__Action item__. Report each line of the entries below that includes "time".

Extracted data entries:
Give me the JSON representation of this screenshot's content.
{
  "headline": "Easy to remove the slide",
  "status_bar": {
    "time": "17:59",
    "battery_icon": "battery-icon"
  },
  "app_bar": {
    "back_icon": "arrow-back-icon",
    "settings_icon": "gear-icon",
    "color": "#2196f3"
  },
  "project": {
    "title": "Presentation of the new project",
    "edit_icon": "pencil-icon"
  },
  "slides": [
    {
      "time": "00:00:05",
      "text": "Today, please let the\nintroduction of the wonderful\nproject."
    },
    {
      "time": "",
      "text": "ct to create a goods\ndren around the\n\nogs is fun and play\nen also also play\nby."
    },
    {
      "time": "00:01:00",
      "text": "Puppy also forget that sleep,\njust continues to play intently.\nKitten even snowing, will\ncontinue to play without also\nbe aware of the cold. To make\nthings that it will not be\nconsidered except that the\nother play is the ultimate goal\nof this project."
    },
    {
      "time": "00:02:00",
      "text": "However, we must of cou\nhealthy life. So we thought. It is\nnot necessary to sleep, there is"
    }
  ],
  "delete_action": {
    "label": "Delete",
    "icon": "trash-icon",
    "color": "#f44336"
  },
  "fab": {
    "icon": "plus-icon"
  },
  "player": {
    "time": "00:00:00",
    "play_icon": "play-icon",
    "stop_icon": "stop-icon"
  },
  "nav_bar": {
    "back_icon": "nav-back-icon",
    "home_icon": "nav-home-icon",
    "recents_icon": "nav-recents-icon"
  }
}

__Written response__.
    "time": "17:59",
      "time": "00:00:05",
      "time": "",
      "time": "00:01:00",
      "time": "00:02:00",
    "time": "00:00:00",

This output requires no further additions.